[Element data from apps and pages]
——————————

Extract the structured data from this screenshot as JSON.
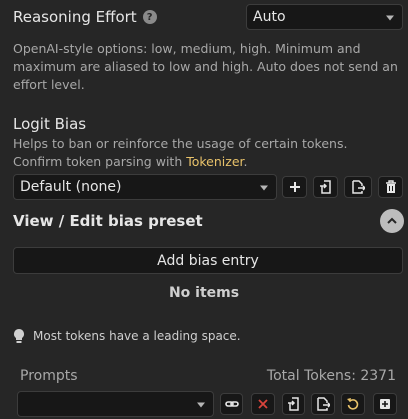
{
  "reasoning": {
    "title": "Reasoning Effort",
    "help_glyph": "?",
    "selected": "Auto",
    "description": "OpenAI-style options: low, medium, high. Minimum and maximum are aliased to low and high. Auto does not send an effort level."
  },
  "logit_bias": {
    "title": "Logit Bias",
    "description_before_link": "Helps to ban or reinforce the usage of certain tokens. Confirm token parsing with ",
    "link_text": "Tokenizer",
    "description_after_link": ".",
    "preset_selected": "Default (none)",
    "toolbar_icons": [
      "plus-icon",
      "import-icon",
      "export-icon",
      "trash-icon"
    ]
  },
  "bias_preset": {
    "title": "View / Edit bias preset",
    "add_label": "Add bias entry",
    "empty_text": "No items",
    "tip": "Most tokens have a leading space."
  },
  "prompts": {
    "label": "Prompts",
    "total_tokens": "Total Tokens: 2371",
    "selected": "",
    "toolbar_icons": [
      "link-icon",
      "delete-icon",
      "import-icon",
      "export-icon",
      "reset-icon",
      "add-icon"
    ]
  },
  "colors": {
    "background": "#262626",
    "control_bg": "#171717",
    "border": "#3c3c3c",
    "link": "#e8c26a",
    "danger": "#d9443c",
    "reset": "#e8c26a"
  }
}
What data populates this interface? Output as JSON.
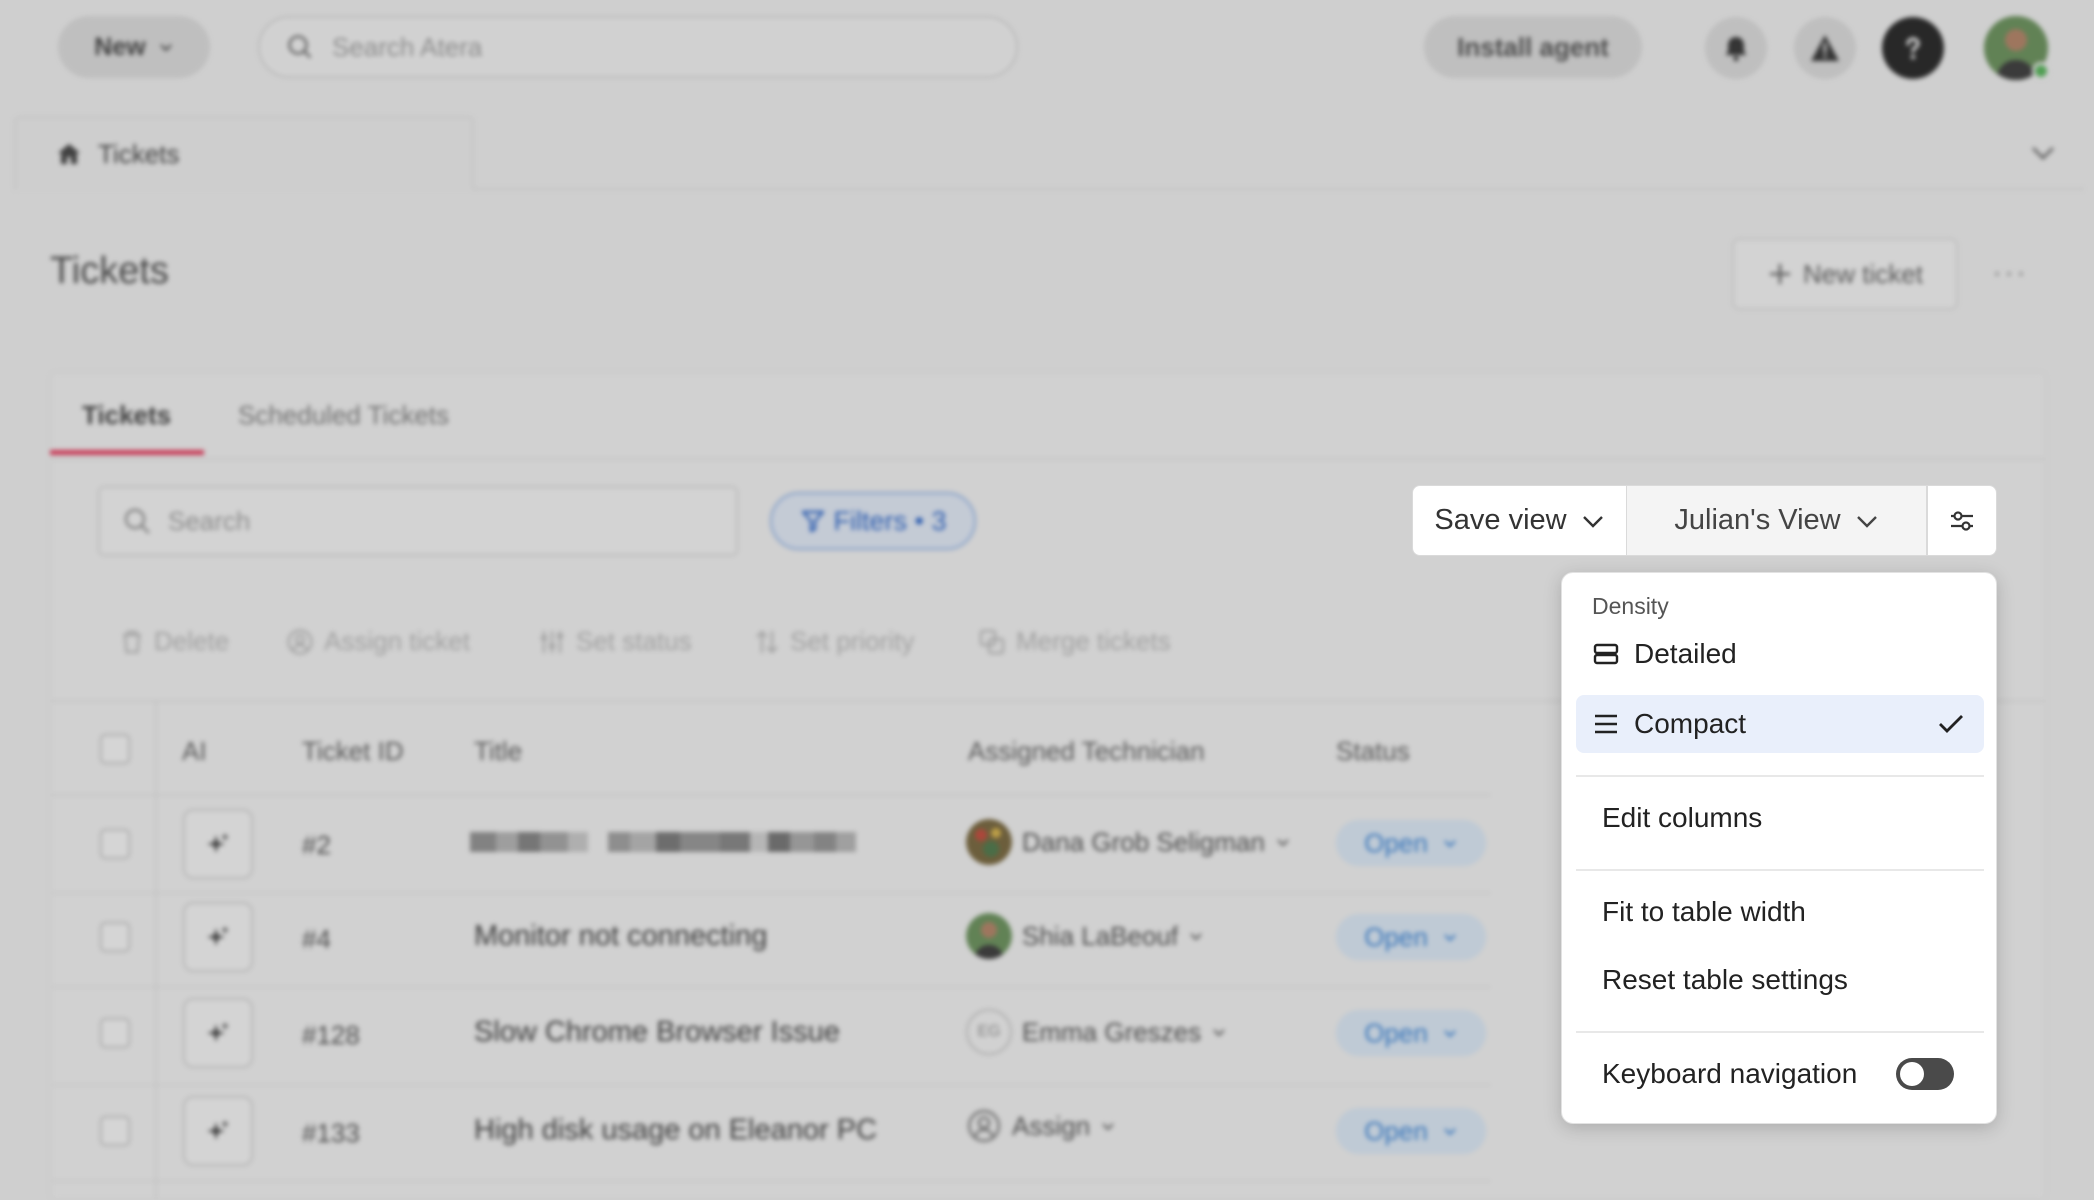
{
  "topbar": {
    "new_label": "New",
    "search_placeholder": "Search Atera",
    "install_label": "Install agent"
  },
  "page_tab": {
    "label": "Tickets"
  },
  "page": {
    "title": "Tickets",
    "new_ticket_label": "New ticket"
  },
  "tabs": [
    {
      "label": "Tickets",
      "active": true
    },
    {
      "label": "Scheduled Tickets",
      "active": false
    }
  ],
  "list": {
    "search_placeholder": "Search",
    "filters_label": "Filters • 3"
  },
  "bulk_actions": [
    "Delete",
    "Assign ticket",
    "Set status",
    "Set priority",
    "Merge tickets"
  ],
  "table": {
    "headers": [
      "AI",
      "Ticket ID",
      "Title",
      "Assigned Technician",
      "Status"
    ],
    "rows": [
      {
        "id": "#2",
        "title": "",
        "technician": "Dana Grob Seligman",
        "status": "Open",
        "title_redacted": true
      },
      {
        "id": "#4",
        "title": "Monitor not connecting",
        "technician": "Shia LaBeouf",
        "status": "Open"
      },
      {
        "id": "#128",
        "title": "Slow Chrome Browser Issue",
        "technician": "Emma Greszes",
        "tech_initials": "EG",
        "status": "Open"
      },
      {
        "id": "#133",
        "title": "High disk usage on Eleanor PC",
        "technician": "Assign",
        "status": "Open"
      }
    ]
  },
  "views": {
    "save_view_label": "Save view",
    "current_view_label": "Julian's View"
  },
  "table_settings_menu": {
    "density_heading": "Density",
    "density_options": [
      {
        "label": "Detailed",
        "selected": false
      },
      {
        "label": "Compact",
        "selected": true
      }
    ],
    "edit_columns_label": "Edit columns",
    "fit_label": "Fit to table width",
    "reset_label": "Reset table settings",
    "keyboard_nav_label": "Keyboard navigation",
    "keyboard_nav_enabled": false
  },
  "colors": {
    "accent_tab": "#e8294f",
    "filter_blue": "#1a5ac8",
    "status_blue": "#2c7cd6",
    "selected_bg": "#e9effb"
  }
}
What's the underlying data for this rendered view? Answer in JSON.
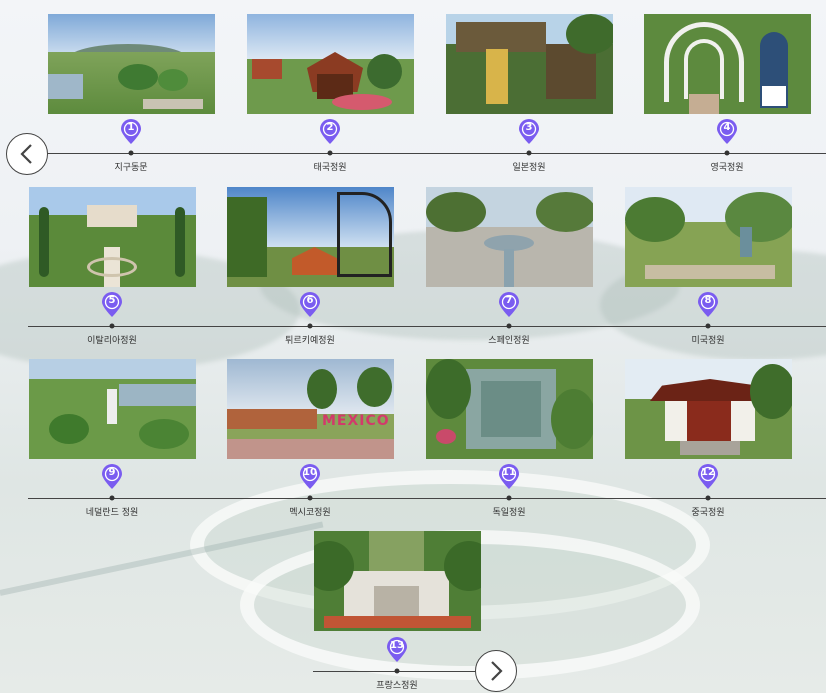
{
  "colors": {
    "pin": "#7a5cf0",
    "line": "#444444"
  },
  "nav": {
    "prev_icon": "chevron-left-icon",
    "next_icon": "chevron-right-icon"
  },
  "gardens": [
    {
      "num": "1",
      "label": "지구동문"
    },
    {
      "num": "2",
      "label": "태국정원"
    },
    {
      "num": "3",
      "label": "일본정원"
    },
    {
      "num": "4",
      "label": "영국정원"
    },
    {
      "num": "5",
      "label": "이탈리아정원"
    },
    {
      "num": "6",
      "label": "튀르키예정원"
    },
    {
      "num": "7",
      "label": "스페인정원"
    },
    {
      "num": "8",
      "label": "미국정원"
    },
    {
      "num": "9",
      "label": "네덜란드 정원"
    },
    {
      "num": "10",
      "label": "멕시코정원"
    },
    {
      "num": "11",
      "label": "독일정원"
    },
    {
      "num": "12",
      "label": "중국정원"
    },
    {
      "num": "13",
      "label": "프랑스정원"
    }
  ],
  "photo_texts": {
    "mexico_sign": "MEXICO"
  }
}
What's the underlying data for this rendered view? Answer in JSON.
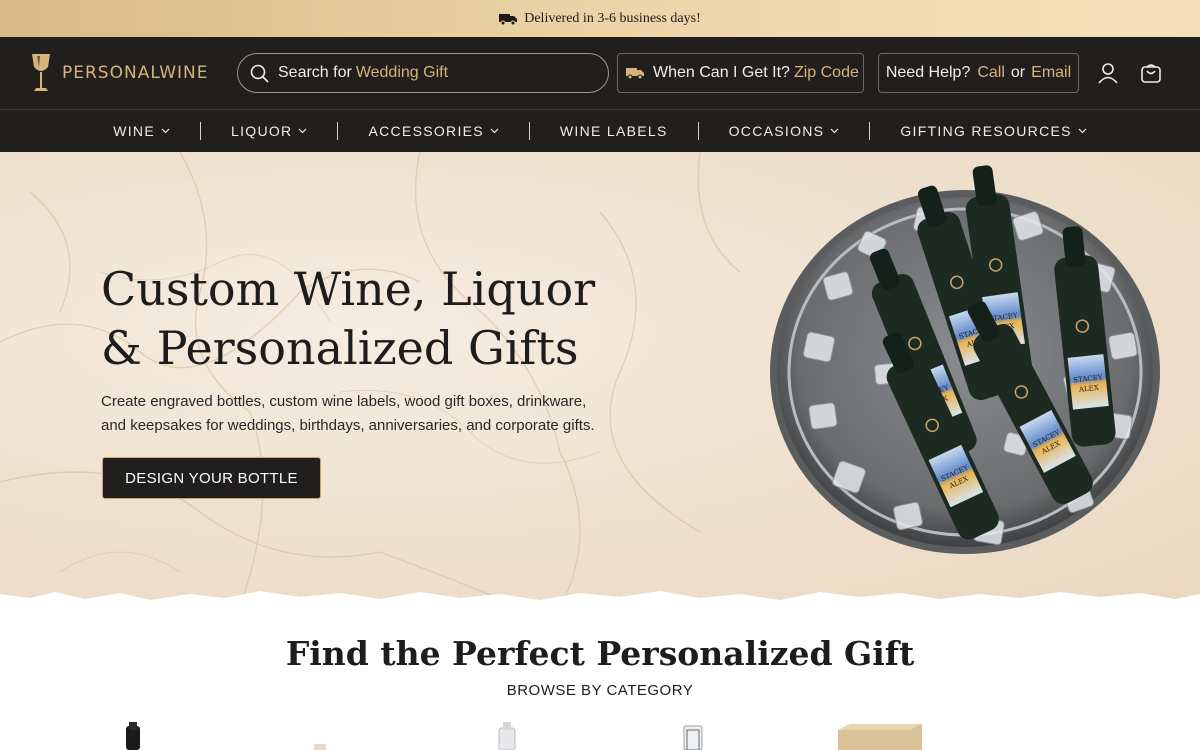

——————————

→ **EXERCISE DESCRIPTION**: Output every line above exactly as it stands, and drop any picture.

→ **RESPONSE BOX**:
Extract the structured data from this screenshot as JSON.
{
  "reasoning": {
    "title": "Reasoning Effort",
    "help_glyph": "?",
    "selected": "Auto",
    "description": "OpenAI-style options: low, medium, high. Minimum and maximum are aliased to low and high. Auto does not send an effort level."
  },
  "logit_bias": {
    "title": "Logit Bias",
    "description_before_link": "Helps to ban or reinforce the usage of certain tokens. Confirm token parsing with ",
    "link_text": "Tokenizer",
    "description_after_link": ".",
    "preset_selected": "Default (none)",
    "toolbar_icons": [
      "plus-icon",
      "import-icon",
      "export-icon",
      "trash-icon"
    ]
  },
  "bias_preset": {
    "title": "View / Edit bias preset",
    "add_label": "Add bias entry",
    "empty_text": "No items",
    "tip": "Most tokens have a leading space."
  },
  "prompts": {
    "label": "Prompts",
    "total_tokens": "Total Tokens: 2371",
    "selected": "",
    "toolbar_icons": [
      "link-icon",
      "delete-icon",
      "import-icon",
      "export-icon",
      "reset-icon",
      "add-icon"
    ]
  },
  "colors": {
    "background": "#262626",
    "control_bg": "#171717",
    "border": "#3c3c3c",
    "link": "#e8c26a",
    "danger": "#d9443c",
    "reset": "#e8c26a"
  }
}
What data populates this interface? Output as JSON.
{
  "topbar": {
    "new_label": "New",
    "search_placeholder": "Search Atera",
    "install_label": "Install agent"
  },
  "page_tab": {
    "label": "Tickets"
  },
  "page": {
    "title": "Tickets",
    "new_ticket_label": "New ticket"
  },
  "tabs": [
    {
      "label": "Tickets",
      "active": true
    },
    {
      "label": "Scheduled Tickets",
      "active": false
    }
  ],
  "list": {
    "search_placeholder": "Search",
    "filters_label": "Filters • 3"
  },
  "bulk_actions": [
    "Delete",
    "Assign ticket",
    "Set status",
    "Set priority",
    "Merge tickets"
  ],
  "table": {
    "headers": [
      "AI",
      "Ticket ID",
      "Title",
      "Assigned Technician",
      "Status"
    ],
    "rows": [
      {
        "id": "#2",
        "title": "",
        "technician": "Dana Grob Seligman",
        "status": "Open",
        "title_redacted": true
      },
      {
        "id": "#4",
        "title": "Monitor not connecting",
        "technician": "Shia LaBeouf",
        "status": "Open"
      },
      {
        "id": "#128",
        "title": "Slow Chrome Browser Issue",
        "technician": "Emma Greszes",
        "tech_initials": "EG",
        "status": "Open"
      },
      {
        "id": "#133",
        "title": "High disk usage on Eleanor PC",
        "technician": "Assign",
        "status": "Open"
      }
    ]
  },
  "views": {
    "save_view_label": "Save view",
    "current_view_label": "Julian's View"
  },
  "table_settings_menu": {
    "density_heading": "Density",
    "density_options": [
      {
        "label": "Detailed",
        "selected": false
      },
      {
        "label": "Compact",
        "selected": true
      }
    ],
    "edit_columns_label": "Edit columns",
    "fit_label": "Fit to table width",
    "reset_label": "Reset table settings",
    "keyboard_nav_label": "Keyboard navigation",
    "keyboard_nav_enabled": false
  },
  "colors": {
    "accent_tab": "#e8294f",
    "filter_blue": "#1a5ac8",
    "status_blue": "#2c7cd6",
    "selected_bg": "#e9effb"
  }
}
What's the underlying data for this rendered view? Answer in JSON.
{
  "colors": {
    "pin": "#7a5cf0",
    "line": "#444444"
  },
  "nav": {
    "prev_icon": "chevron-left-icon",
    "next_icon": "chevron-right-icon"
  },
  "gardens": [
    {
      "num": "1",
      "label": "지구동문"
    },
    {
      "num": "2",
      "label": "태국정원"
    },
    {
      "num": "3",
      "label": "일본정원"
    },
    {
      "num": "4",
      "label": "영국정원"
    },
    {
      "num": "5",
      "label": "이탈리아정원"
    },
    {
      "num": "6",
      "label": "튀르키예정원"
    },
    {
      "num": "7",
      "label": "스페인정원"
    },
    {
      "num": "8",
      "label": "미국정원"
    },
    {
      "num": "9",
      "label": "네덜란드 정원"
    },
    {
      "num": "10",
      "label": "멕시코정원"
    },
    {
      "num": "11",
      "label": "독일정원"
    },
    {
      "num": "12",
      "label": "중국정원"
    },
    {
      "num": "13",
      "label": "프랑스정원"
    }
  ],
  "photo_texts": {
    "mexico_sign": "MEXICO"
  }
}
What's the underlying data for this rendered view? Answer in JSON.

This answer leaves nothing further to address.